What is being asked: Repeat the data exactly as it stands.

*** Supplied information ***

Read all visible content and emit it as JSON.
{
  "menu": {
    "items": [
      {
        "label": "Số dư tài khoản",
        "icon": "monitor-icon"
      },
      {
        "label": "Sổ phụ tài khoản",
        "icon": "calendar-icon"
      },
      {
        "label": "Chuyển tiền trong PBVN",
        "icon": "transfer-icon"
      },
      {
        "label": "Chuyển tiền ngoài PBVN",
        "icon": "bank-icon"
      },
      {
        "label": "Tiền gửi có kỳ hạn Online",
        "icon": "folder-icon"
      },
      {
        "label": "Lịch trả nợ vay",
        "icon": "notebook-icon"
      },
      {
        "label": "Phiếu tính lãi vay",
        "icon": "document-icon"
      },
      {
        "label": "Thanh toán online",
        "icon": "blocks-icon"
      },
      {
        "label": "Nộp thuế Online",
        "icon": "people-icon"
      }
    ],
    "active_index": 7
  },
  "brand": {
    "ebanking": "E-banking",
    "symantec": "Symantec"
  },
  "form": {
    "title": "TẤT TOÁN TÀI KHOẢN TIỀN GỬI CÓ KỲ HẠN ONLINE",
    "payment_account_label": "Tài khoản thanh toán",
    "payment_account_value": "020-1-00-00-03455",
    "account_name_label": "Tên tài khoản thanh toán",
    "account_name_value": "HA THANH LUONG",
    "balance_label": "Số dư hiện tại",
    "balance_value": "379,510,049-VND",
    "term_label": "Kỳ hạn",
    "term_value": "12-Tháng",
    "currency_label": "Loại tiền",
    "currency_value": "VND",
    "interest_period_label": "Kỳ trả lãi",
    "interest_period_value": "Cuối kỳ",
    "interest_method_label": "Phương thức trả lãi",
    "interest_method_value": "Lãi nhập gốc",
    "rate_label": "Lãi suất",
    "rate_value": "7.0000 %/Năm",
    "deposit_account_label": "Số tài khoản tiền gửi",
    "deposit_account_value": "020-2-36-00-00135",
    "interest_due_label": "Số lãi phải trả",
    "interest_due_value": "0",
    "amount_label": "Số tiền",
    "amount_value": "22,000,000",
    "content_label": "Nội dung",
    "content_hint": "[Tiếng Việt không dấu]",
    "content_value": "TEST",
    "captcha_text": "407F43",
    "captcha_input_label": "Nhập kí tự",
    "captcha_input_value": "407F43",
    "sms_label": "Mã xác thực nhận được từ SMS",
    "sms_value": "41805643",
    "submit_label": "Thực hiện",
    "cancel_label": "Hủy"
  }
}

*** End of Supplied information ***

Solution to the exercise:
Read all visible content and emit it as JSON.
{
  "menu": {
    "items": [
      {
        "label": "Số dư tài khoản",
        "icon": "monitor-icon"
      },
      {
        "label": "Sổ phụ tài khoản",
        "icon": "calendar-icon"
      },
      {
        "label": "Chuyển tiền trong PBVN",
        "icon": "transfer-icon"
      },
      {
        "label": "Chuyển tiền ngoài PBVN",
        "icon": "bank-icon"
      },
      {
        "label": "Tiền gửi có kỳ hạn Online",
        "icon": "folder-icon"
      },
      {
        "label": "Lịch trả nợ vay",
        "icon": "notebook-icon"
      },
      {
        "label": "Phiếu tính lãi vay",
        "icon": "document-icon"
      },
      {
        "label": "Thanh toán online",
        "icon": "blocks-icon"
      },
      {
        "label": "Nộp thuế Online",
        "icon": "people-icon"
      }
    ],
    "active_index": 7
  },
  "brand": {
    "ebanking": "E-banking",
    "symantec": "Symantec"
  },
  "form": {
    "title": "TẤT TOÁN TÀI KHOẢN TIỀN GỬI CÓ KỲ HẠN ONLINE",
    "payment_account_label": "Tài khoản thanh toán",
    "payment_account_value": "020-1-00-00-03455",
    "account_name_label": "Tên tài khoản thanh toán",
    "account_name_value": "HA THANH LUONG",
    "balance_label": "Số dư hiện tại",
    "balance_value": "379,510,049-VND",
    "term_label": "Kỳ hạn",
    "term_value": "12-Tháng",
    "currency_label": "Loại tiền",
    "currency_value": "VND",
    "interest_period_label": "Kỳ trả lãi",
    "interest_period_value": "Cuối kỳ",
    "interest_method_label": "Phương thức trả lãi",
    "interest_method_value": "Lãi nhập gốc",
    "rate_label": "Lãi suất",
    "rate_value": "7.0000 %/Năm",
    "deposit_account_label": "Số tài khoản tiền gửi",
    "deposit_account_value": "020-2-36-00-00135",
    "interest_due_label": "Số lãi phải trả",
    "interest_due_value": "0",
    "amount_label": "Số tiền",
    "amount_value": "22,000,000",
    "content_label": "Nội dung",
    "content_hint": "[Tiếng Việt không dấu]",
    "content_value": "TEST",
    "captcha_text": "407F43",
    "captcha_input_label": "Nhập kí tự",
    "captcha_input_value": "407F43",
    "sms_label": "Mã xác thực nhận được từ SMS",
    "sms_value": "41805643",
    "submit_label": "Thực hiện",
    "cancel_label": "Hủy"
  }
}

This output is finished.